So we went and had lunch at Red Pepper in Maida Vale, where my resolve was tested as a gargantuan crusty wheel of pizza was wafted before me: golden at the edges, almost singed in patches, topped with chopped tomatoes and tender strips of squid, clams in their shell, fresh tuna and Dublin Bay prawns liberally spattered with a garlic paste.
I would allow myself just the one wedge, which I did. Then, in an extraordinary feat of self-deception, I consumed it, wedge by small wedge, until, faced with an empty plate, I ate some of my husband's, too.
Cooking pizza is all about the oven, the crust and the topping. And this is where Red Pepper gets off to a head start: it has a wood-fired bread oven in the basement. Even from 10 feet away, I could feel the heat - it is about 400-500C. Compare that to the average 220C of a domestic oven.
The pizzas are scooped on to a long paddle, thrust into the oven, and slipped on to the floor. In the three or so minutes that follow, the heat is such that the edge of the dough rises before your eyes, then starts to colour, darkening in a matter of 60 seconds while the mozzarella cheese turns into a mass of seething bubbles.
This speed of cooking is vital, as there is no time for the topping to dry out. In fact, you can bake a perfectly good pizza in your oven at home by pre-heating it on the highest setting for about half an hour with a baking sheet inside. I may, on occasion, have cursed the furnace-like temperament of my new fan oven, but it will cook a pizza in 7-8 minutes, which is still short enough to achieve the essential relationship between toothsome crust and succulent topping.

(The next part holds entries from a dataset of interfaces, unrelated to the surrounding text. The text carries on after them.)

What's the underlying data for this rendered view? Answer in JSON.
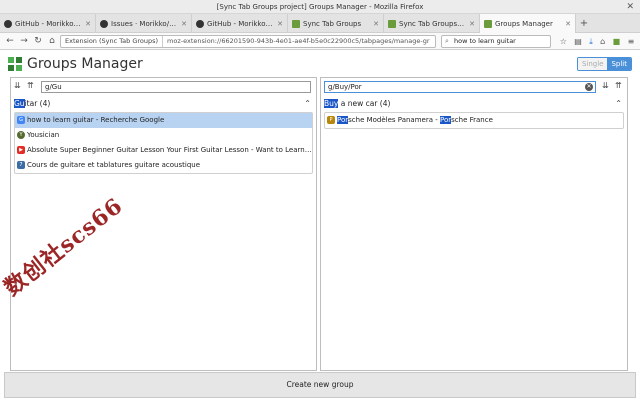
{
  "window": {
    "title": "[Sync Tab Groups project] Groups Manager - Mozilla Firefox",
    "close_glyph": "✕"
  },
  "tabs": [
    {
      "label": "GitHub - Morikko/sync-ta",
      "icon_color": "#333333",
      "icon": "github-icon"
    },
    {
      "label": "Issues · Morikko/sync-ta",
      "icon_color": "#333333",
      "icon": "github-icon"
    },
    {
      "label": "GitHub - Morikko/synctal",
      "icon_color": "#333333",
      "icon": "github-icon"
    },
    {
      "label": "Sync Tab Groups",
      "icon_color": "#6a9c3b",
      "icon": "puzzle-icon"
    },
    {
      "label": "Sync Tab Groups – Add-o",
      "icon_color": "#6a9c3b",
      "icon": "puzzle-icon"
    },
    {
      "label": "Groups Manager",
      "icon_color": "#6a9c3b",
      "icon": "puzzle-icon",
      "active": true
    }
  ],
  "tab_close_glyph": "✕",
  "new_tab_glyph": "+",
  "navbar": {
    "identity": "Extension (Sync Tab Groups)",
    "url": "moz-extension://66201590-943b-4e01-ae4f-b5e0c22900c5/tabpages/manage-gr",
    "search_value": "how to learn guitar"
  },
  "app": {
    "title": "Groups Manager",
    "mode_single": "Single",
    "mode_split": "Split",
    "create_group": "Create new group"
  },
  "left_panel": {
    "search_value": "g/Gu",
    "group_highlight": "Gu",
    "group_rest": "itar (4)",
    "tabs": [
      {
        "title": "how to learn guitar - Recherche Google",
        "fav": "G",
        "fav_color": "#4285f4",
        "selected": true
      },
      {
        "title": "Yousician",
        "fav": "Y",
        "fav_color": "#556b2f"
      },
      {
        "title": "Absolute Super Beginner Guitar Lesson Your First Guitar Lesson - Want to Learn ...",
        "fav": "▶",
        "fav_color": "#e52d27"
      },
      {
        "title": "Cours de guitare et tablatures guitare acoustique",
        "fav": "7",
        "fav_color": "#3b6ea5"
      }
    ]
  },
  "right_panel": {
    "search_value": "g/Buy/Por",
    "group_highlight": "Buy",
    "group_rest": " a new car (4)",
    "tabs": [
      {
        "hl1": "Por",
        "mid": "sche Modèles Panamera - ",
        "hl2": "Por",
        "end": "sche France",
        "fav": "P",
        "fav_color": "#b8860b"
      }
    ]
  },
  "watermark": "数创社scs66"
}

In his new book, Alastair Little's Italian Kitchen (Ebury Press, pounds 19.99), the author describes the pizza evening held at his cookery school as being like "a genteel version of the Sangria and Wet T-shirt evenings of a Club 18-30 holiday" - the promise of which secures my booking.
I have long admired Mr Little's pizza-making, and here he gives several recipes for pizza, focaccia and calzone - including a particularly fine pizza with potato, piled with rocket and fine shavings of truffle.
As he points out: "There are innumerable toppings, but remember the bread is the point." A good organic flour will make the world of difference. And there should be lots of flour: it is the toasted dusting of it on the base that is so characteristic of the crust.
As to the problem of the swimsuit, even though I have now lived off pizza for three days, to my amazement I have lost weight - with pizza you are invariably full before the calories kick in.
Pizza margherita, serves 4, or 8 as a starter
This is based on Alastair Little's recipe. I have changed the original make-up of 8" pizzas to two large square ones to make it easier for entertaining. For this, you will need a 12"-square piece of card to transfer the dressed pizza to the oven.
9 fl oz/250ml warm water
14 sachet of dried yeast
12 tsp caster sugar
1lb/450g strong white flour, plus extra for dusting
2 tsp extra virgin olive oil
1 tsp salt
Combine the water, the yeast and the sugar in a large bowl, add half the flour and mix to a sloppy dough. Add the oil and the salt. Gradually add the rest of the flour until you have a ball of dough. Dust a work surface with flour and knead for 10 minutes until it is smooth. (You could use a mixer with a dough hook, but not a food processor, which will overheat it.) Flour a plate, halve the dough and form into two neat spheres. Place on the plate, sprinkle with flour, cover with a damp tea towel and leave to rise for two hours in a warm room, longer if the room is cold.
1 x 400g tinned tomato pieces
extra virgin olive oil
a handful of basil leaves, shredded
1 buffalo mozzarella, finely diced
sea salt, black pepper
Tip the tomato pieces into a bowl, chop if they are large, add a good slug of olive oil and the shredded basil leaves. This is a basic tomato sauce for all manner of pizzas.
Preheat the oven on its maximum setting and place a baking sheet inside. Liberally cover the work surface with flour and flatten half of the dough, using the heel of your hand, then roll into a 12" (30.5cm) square. Sweep some more flour underneath it, neaten the edges with your fingers so they are slightly thicker than the inside. Slip a 12"/30.5cm piece of card under the dough.
Dress the pizza with half the tomato, leaving a 1"/2.5cm band at the edge. Scatter over half the mozzarella, season and drizzle with more olive oil - this is important to assist in cooking the top.
Slip the pizza on to the hot baking sheet and cook for 7-10 minutes until the edges are golden and crisp, with risen bubbles. While it is cooking, roll out the other half of dough and assemble the second pizza. You can start eating the first one while the second one is baking.Reuse content